The positively charged ions dissolve into the water. The electrons, however, have nowhere to go and build-up on the surface of the solid metal.
Any build-up of charge on a surface is described as an ‘electrical potential’. The piece of metal now has an electrical potential, which (since electrons are negatively charged) is a negative electrical potential (compared to the electrolyte).
The solution also has an electrical potential due to the build-up of positively charged ions in the water. As the ions are positively charged, this electrical potential is positive (compared to the electrode surface).
Any solid object in a solution that can ‘hold’ electrons on its surface or ‘give away’ electrons is called an electrode. The metal strip can be considered to be an electrode because it builds up electrons on its surface (acts as a sink of electrons). A solution that enables electricity to flow through it, or can hold an electrical potential, is called an ‘electrolyte’.
Most metals react in the following way (although not all metals form a 2+ charge) when oxidised.
M(s) →M2+(aq) + 2e-
Oxidation of metals is a reversible process: positively charged metal ions can be reduced by gaining electrons.
M2+(aq) + 2e- →M(s)
Once there is a high enough concentration of positive ions in the solution, the metal ions will pick up electrons from the surface of the metal and reform solid metal atoms. The metal ions are reduced.
Eventually, an equilibrium will form between the water with ions in (electrolyte) and the solid metal (electrode), meaning the electrical potentials of both will remain constant.
These two potentials will be different, meaning there is a potential difference between the metal strip (electrode) and the solution (electrolyte). This potential difference is called an ‘electrode potential’. As all metals have a different reactivity, they would all have a different electrode potential when placed in the same solution.
If you place a piece of metal in a solution that contains ions of that metal, equilibrium will be established much faster than when simply using water as above. The position of equilibrium can also be changed by altering the concentration of ions in the solution, forming a new electrode potential (potential difference between the metal strip and the solution). This arrangement is called a half-cell.
If there is a high concentration of metal ions in a solution, the position of equilibrium will move to the right; electrons will actually be removed from the surface of the metal (electrode) as more reduction of metal ions will happen.

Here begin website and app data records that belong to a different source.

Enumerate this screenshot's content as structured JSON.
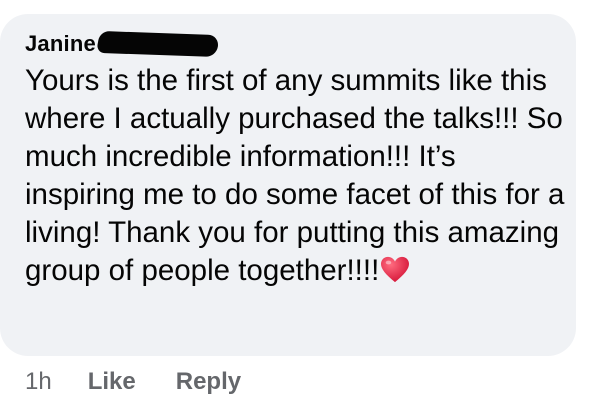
{
  "comment": {
    "author_name": "Janine",
    "text": "Yours is the first of any summits like this where I actually purchased the talks!!! So much incredible information!!! It’s inspiring me to do some facet of this for a living! Thank you for putting this amazing group of people together!!!!",
    "emoji": "heart-icon",
    "heart_color": "#e0245e",
    "bubble_color": "#f0f2f5"
  },
  "actions": {
    "timestamp": "1h",
    "like_label": "Like",
    "reply_label": "Reply"
  }
}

Now, the electrode potential will be different as it will be forced to give electrons to the metal ions for a reduction reaction.
How negative or positive the electrode potential is can be controlled by the reactivity of the metal electrode used and the concentration of its ions in the electrolyte used in the half-cell.
The absolute key thing to understand here is that the position of equilibrium in the half-cell can be changed! This is important when dealing with electrochemical cells and cell potentials – this is to come!
Take iron and zinc. Zinc is more reactive than iron, so if solid samples of both are placed in separate solutions containing their own ions, more zinc ions will be present than iron. To keep it simple, we will assume both solutions are the same concentration.
If more Zn2+ ions are present, more electrons are on the surface of the metal. More electrons on the surface of the metal electrode means the electrode has a more negative potential.
There would be fewer electrons on the iron metal strip, so the iron electrode would have a potential that is not as negative as the zinc. This means compared to the zinc half-cell, the iron half-cell would have a positive electrode potential.
Electrochemistry is all about measuring how the electrode potential of one half-cell compares to the electrode potential of another half-cell, and how these values can be used to predict reactions. When two half-cells are connected together, an electrochemical cell is formed. See Electrochemical Cells.